• _YOUR ASSIGNMENT_
Every line from the one with "Convert this screenshot" to the end of the data needs to be copied exactly, and no line before it.

• _MATERIAL FOR THIS EXERCISE_
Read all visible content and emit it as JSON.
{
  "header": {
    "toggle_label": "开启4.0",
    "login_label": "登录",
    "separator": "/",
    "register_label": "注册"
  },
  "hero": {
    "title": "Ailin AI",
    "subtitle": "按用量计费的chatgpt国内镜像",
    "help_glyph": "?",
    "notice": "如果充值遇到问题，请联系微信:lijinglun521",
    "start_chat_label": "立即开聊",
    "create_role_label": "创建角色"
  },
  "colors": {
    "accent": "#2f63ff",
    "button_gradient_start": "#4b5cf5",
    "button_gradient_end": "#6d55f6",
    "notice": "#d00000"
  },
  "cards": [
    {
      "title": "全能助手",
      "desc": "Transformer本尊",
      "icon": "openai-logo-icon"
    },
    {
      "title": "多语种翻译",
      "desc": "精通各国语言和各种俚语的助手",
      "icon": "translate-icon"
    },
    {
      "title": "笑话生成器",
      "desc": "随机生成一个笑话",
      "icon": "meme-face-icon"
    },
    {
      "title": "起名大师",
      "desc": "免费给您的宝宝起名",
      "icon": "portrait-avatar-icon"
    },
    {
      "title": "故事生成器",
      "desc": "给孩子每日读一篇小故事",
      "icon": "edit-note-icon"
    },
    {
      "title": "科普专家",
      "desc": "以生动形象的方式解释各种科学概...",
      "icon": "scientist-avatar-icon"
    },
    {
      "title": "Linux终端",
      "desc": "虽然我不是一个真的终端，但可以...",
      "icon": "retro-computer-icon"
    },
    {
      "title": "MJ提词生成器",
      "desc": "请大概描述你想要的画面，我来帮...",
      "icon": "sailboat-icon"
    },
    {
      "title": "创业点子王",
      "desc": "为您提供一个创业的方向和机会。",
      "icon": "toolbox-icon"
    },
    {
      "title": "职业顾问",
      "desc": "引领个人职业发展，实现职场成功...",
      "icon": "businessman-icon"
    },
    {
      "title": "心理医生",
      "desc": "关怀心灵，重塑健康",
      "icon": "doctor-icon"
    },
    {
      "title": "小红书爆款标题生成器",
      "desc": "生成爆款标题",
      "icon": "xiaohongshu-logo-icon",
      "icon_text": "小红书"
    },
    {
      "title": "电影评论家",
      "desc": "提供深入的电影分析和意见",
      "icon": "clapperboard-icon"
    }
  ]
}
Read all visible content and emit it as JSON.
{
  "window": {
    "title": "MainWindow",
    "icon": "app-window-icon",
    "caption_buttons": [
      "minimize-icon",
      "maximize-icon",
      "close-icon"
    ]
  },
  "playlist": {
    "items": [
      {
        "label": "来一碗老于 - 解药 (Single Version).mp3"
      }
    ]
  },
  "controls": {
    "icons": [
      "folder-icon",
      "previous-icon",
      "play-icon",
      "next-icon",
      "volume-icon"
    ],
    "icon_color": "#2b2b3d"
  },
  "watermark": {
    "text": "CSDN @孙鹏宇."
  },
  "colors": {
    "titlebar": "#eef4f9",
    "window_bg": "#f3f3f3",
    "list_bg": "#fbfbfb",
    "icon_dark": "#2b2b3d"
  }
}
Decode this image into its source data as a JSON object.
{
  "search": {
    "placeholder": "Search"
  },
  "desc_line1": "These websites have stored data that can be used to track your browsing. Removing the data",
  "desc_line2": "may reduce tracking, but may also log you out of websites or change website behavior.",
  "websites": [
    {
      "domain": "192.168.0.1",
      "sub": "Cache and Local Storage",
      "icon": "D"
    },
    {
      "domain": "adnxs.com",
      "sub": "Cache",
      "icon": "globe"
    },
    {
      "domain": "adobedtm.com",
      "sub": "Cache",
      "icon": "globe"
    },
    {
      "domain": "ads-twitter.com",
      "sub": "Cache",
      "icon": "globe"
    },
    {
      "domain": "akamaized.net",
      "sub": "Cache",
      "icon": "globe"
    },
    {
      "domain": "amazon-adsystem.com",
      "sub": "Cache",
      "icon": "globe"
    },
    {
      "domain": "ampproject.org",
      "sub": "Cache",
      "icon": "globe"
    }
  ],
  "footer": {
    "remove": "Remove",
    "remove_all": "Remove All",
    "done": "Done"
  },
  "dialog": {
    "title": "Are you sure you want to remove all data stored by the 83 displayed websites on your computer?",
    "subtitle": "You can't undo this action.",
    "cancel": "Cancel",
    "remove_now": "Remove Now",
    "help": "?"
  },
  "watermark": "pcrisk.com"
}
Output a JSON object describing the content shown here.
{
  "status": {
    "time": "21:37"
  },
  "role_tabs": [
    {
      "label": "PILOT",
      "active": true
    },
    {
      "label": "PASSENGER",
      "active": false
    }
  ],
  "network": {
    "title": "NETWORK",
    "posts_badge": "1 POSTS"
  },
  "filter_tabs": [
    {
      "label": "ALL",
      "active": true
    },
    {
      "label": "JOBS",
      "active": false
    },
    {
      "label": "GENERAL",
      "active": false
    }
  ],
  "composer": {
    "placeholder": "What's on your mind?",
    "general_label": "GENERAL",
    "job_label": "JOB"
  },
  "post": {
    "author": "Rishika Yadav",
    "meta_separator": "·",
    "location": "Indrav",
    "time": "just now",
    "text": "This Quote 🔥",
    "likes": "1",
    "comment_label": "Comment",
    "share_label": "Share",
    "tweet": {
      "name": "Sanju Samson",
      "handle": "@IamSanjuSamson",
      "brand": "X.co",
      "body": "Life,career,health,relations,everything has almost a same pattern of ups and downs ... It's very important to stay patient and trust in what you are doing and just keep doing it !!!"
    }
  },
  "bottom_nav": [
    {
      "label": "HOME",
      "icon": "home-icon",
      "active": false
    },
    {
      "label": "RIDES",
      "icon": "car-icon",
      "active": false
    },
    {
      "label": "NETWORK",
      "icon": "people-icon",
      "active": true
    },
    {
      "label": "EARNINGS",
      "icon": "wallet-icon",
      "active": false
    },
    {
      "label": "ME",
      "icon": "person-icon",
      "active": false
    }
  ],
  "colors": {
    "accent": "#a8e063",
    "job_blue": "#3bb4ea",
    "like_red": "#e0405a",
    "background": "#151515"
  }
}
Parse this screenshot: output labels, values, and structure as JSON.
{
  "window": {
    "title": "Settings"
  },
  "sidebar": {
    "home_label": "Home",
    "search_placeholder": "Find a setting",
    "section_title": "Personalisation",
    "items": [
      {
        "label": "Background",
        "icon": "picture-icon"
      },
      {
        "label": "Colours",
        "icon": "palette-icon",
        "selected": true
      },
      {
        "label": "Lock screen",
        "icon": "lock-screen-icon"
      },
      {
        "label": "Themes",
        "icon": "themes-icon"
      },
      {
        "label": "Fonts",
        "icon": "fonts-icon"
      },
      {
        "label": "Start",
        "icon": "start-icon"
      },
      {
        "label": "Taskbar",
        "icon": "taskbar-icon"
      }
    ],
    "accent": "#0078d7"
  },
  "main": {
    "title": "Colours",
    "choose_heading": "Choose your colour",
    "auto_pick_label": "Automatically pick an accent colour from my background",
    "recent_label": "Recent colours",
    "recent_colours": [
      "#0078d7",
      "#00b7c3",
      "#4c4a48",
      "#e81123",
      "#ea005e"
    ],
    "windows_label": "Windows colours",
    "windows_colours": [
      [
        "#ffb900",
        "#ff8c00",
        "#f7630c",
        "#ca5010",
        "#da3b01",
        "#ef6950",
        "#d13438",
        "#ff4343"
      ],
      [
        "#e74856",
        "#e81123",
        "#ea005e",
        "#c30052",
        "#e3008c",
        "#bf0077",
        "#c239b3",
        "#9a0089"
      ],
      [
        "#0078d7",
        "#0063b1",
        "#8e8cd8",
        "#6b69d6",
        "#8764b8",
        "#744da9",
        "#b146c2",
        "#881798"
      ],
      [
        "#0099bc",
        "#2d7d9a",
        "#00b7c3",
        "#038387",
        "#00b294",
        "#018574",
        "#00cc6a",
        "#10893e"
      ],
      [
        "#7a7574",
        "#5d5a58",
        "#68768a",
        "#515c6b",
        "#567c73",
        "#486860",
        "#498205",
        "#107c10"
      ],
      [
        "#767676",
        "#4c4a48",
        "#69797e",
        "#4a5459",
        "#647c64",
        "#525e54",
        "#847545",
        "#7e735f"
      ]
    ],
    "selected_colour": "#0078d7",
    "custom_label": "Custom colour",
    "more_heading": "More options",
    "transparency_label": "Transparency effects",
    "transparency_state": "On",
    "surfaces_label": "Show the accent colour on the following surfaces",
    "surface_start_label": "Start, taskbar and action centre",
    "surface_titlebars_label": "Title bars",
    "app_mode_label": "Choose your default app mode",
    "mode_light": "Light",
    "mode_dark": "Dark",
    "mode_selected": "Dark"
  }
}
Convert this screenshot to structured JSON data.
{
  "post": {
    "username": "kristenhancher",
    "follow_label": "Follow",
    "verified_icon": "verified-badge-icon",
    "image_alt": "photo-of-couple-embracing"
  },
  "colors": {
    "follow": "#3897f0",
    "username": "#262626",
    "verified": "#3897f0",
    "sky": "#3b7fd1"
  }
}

• _TASK RESPONSE_
Convert this screenshot to structured JSON data.
{
  "post": {
    "username": "kristenhancher",
    "follow_label": "Follow",
    "verified_icon": "verified-badge-icon",
    "image_alt": "photo-of-couple-embracing"
  },
  "colors": {
    "follow": "#3897f0",
    "username": "#262626",
    "verified": "#3897f0",
    "sky": "#3b7fd1"
  }
}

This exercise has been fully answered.